Beefy Boxes and Bandwidth Generously Provided by pair Networks
Perl: the Markov chain saw
 
PerlMonks  

Re: Re: finding longest common substring (ALL common substrings)

by revdiablo (Prior)
on Nov 20, 2003 at 17:55 UTC ( #308630=note: print w/replies, xml ) Need Help??


in reply to Re: finding longest common substring (ALL common substrings)
in thread finding longest common substring

This is indeed interesting. With my test data, it's actually a bit faster than my original version (though we've seen how much different data will affect the various algorithms). Pretty impressive, considering what it does. There appears to be a problem, however. It returns undef if you feed it qw(foo bor boz bzo), but works fine with qw(foo boor booz bzoo) and qw(fo bor boz bzo). So if there are any mismatching number of o's, it returns undef. I don't see why offhand; maybe you have some ideas?

Replies are listed 'Best First'.
Re: Re: Re: finding longest common substring (ALL common substrings)
by BrowserUk (Pope) on Nov 20, 2003 at 22:29 UTC

    Sorry. The code is flawed. It does produce all the common substrings, but it will often select the wrong "longest".

    The problem occurs because if a substring occurs twice in one of the input strings, and not at all in one of the others, it's count will be the same as if it had appeared once in both, The selection mechanism, the longest key who's count is equal to the number of input strings is bogus, but suffuciently convincing that it worked for all 5 sets of test data I tried it on!

    I'm trying to think of an efficient way of counting how many of the original strings each substring is found in, but the only one I've come up with so far would limit the number of input strings to 32. A couple of other ideas I tried worked, but carry enough overhead to make the method less interesting.

    I'll keep looking at it, but maybe my "surprise at the simplicity and efficiency" was the red flag that should have told me that I was missing something!
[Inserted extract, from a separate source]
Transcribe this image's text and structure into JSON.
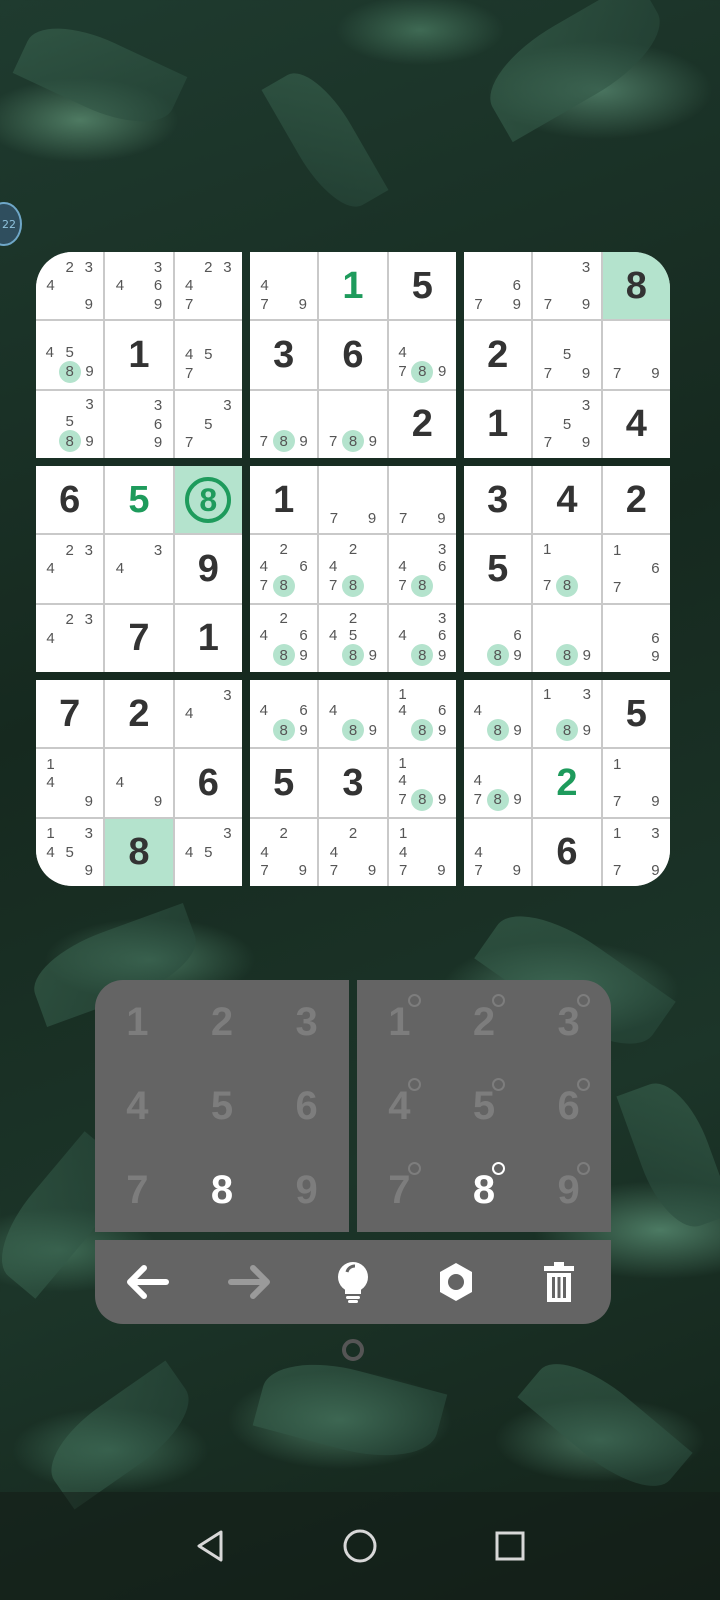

Still, nothing ventured, nothing gained.


    Examine what is said, not who speaks.
    "Efficiency is intelligent laziness." -David Dunham
    "Think for yourself!" - Abigail
    Hooray!
    Wanted!

Log In?
Username:
Password:

What's my password?
Create A New User
Node Status?
node history
Node Type: note [id://308630]
help
Chatterbox?
and the web crawler heard nothing...

How do I use this? | Other CB clients
Other Users?
Others drinking their drinks and smoking their pipes about the Monastery: (4)
As of 2020-12-03 08:35 GMT
Sections?
Information?
Find Nodes?
Leftovers?
    Voting Booth?
    How often do you use taint mode?





    Results (53 votes). Check out past polls.

    Notices?